Rules of engagement
And then there was the “mere-gook rule,” which meant that “all Vietnamese—northern and southern, adults and children, armed enemy and innocent civilian—were little more than animals, who could be killed or abused at will.”
Other factors included ineffective rules of engagement that “allowed troops to invent almost any rationale to justify killing.” There were established “free-fire” zones where “you could not be held responsible for firing on innocent civilians since by definition there were none there.” Turse cites a U.S. Senate study which “acknowledged that by 1968 an estimated 300,000 civilians had been killed or wounded in free-fire zones.” Fancy new military technologies that were designed to maim and incapacitate people and were easy to use encouraged GIs to fire their weapons for the thrill of it. The sheer volume of the munitions expended is mind-blowing — close to 30 billion pounds over the course of the war. It’s a wonder there is anything left of Vietnam. Between 1965 and 1968, “thirty-two tons of bombs per hour were dropped on the North.” And more bombs were actually dropped on South Vietnam — America’s ally. Turse maintains that “the amount of ammunition fired per soldier was twenty-six times greater in Vietnam than during World War II.” Between 1965 and 1972, “U.S. and South Vietnamese aircraft flew 3.4 million combat sorties in Southeast Asia.” Turse also mentions the dropping of 400,000 tons of napalm, 379 million M-34 white phosphorus grenades in 1969 alone, and 70 million liters of herbicidal agents like Agent Orange.

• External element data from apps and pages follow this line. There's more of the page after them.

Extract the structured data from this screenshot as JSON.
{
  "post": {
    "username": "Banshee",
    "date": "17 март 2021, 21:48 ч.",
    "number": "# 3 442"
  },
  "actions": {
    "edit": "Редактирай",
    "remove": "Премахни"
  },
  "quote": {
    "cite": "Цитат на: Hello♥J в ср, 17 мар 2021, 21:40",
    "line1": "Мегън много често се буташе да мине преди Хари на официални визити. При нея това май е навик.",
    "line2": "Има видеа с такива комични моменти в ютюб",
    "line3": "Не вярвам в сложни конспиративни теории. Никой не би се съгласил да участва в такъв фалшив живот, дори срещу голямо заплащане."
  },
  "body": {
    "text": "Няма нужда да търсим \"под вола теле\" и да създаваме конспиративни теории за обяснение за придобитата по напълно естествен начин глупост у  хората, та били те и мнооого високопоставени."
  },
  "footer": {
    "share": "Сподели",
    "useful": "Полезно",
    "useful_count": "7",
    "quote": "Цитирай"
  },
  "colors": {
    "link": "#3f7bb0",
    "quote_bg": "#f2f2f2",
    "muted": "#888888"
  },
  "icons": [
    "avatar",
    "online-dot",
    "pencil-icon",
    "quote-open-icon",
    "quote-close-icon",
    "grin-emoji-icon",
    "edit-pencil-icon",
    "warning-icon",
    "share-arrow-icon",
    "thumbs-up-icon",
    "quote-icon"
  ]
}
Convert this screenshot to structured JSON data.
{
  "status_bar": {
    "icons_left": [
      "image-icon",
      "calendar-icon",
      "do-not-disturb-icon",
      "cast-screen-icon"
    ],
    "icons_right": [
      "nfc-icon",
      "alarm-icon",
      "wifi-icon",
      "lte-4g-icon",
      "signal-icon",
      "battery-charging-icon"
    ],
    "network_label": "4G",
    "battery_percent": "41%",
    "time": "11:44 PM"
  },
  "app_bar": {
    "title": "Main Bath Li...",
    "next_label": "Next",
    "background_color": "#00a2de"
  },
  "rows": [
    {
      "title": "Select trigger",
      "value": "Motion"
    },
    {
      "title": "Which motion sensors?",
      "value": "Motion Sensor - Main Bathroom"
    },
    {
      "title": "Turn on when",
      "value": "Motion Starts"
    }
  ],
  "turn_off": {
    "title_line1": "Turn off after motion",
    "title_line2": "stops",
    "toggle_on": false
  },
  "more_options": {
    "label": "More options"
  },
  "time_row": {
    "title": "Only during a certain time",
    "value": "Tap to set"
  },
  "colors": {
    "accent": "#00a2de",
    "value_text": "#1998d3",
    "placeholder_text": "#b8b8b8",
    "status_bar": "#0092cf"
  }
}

U.S. soldiers who raised objections about atrocities were sometimes intimidated or killed. When detailed, reliable atrocity allegations were made known, the military “often tamped down the reports, suppressed investigation findings, or dragged out the cases for as long as possible.” Nevertheless, in 1966, Marine Corps Lieutenant General Lewis Walt sent a secret communiqué to two top generals: “I am greatly disturbed, as I am sure you are, by the number of serious incidents involving allegations of felonies by Marines against Vietnamese civilians.” And in 1971, an official army investigation of the “Torture of Prisoners of War by U.S. Officers” noted that “violations of Geneva Conventions were ‘widespread’ and that torture by U.S. troops was ‘standard practice.’”
In a victory statement at the end of the Gulf War, George H. W. Bush said, “By God, we’ve kicked the Vietnam syndrome once and for all!” Perhaps this is so, but the criminal legacy of Vietnam can never be “kicked.” Turse says that “there have been more than 30,000 nonfiction books published on the Vietnam War since the conflict began.” His indispensable book must be placed at the top of the list.
This article was originally published in the October 2013 edition of Future of Freedom.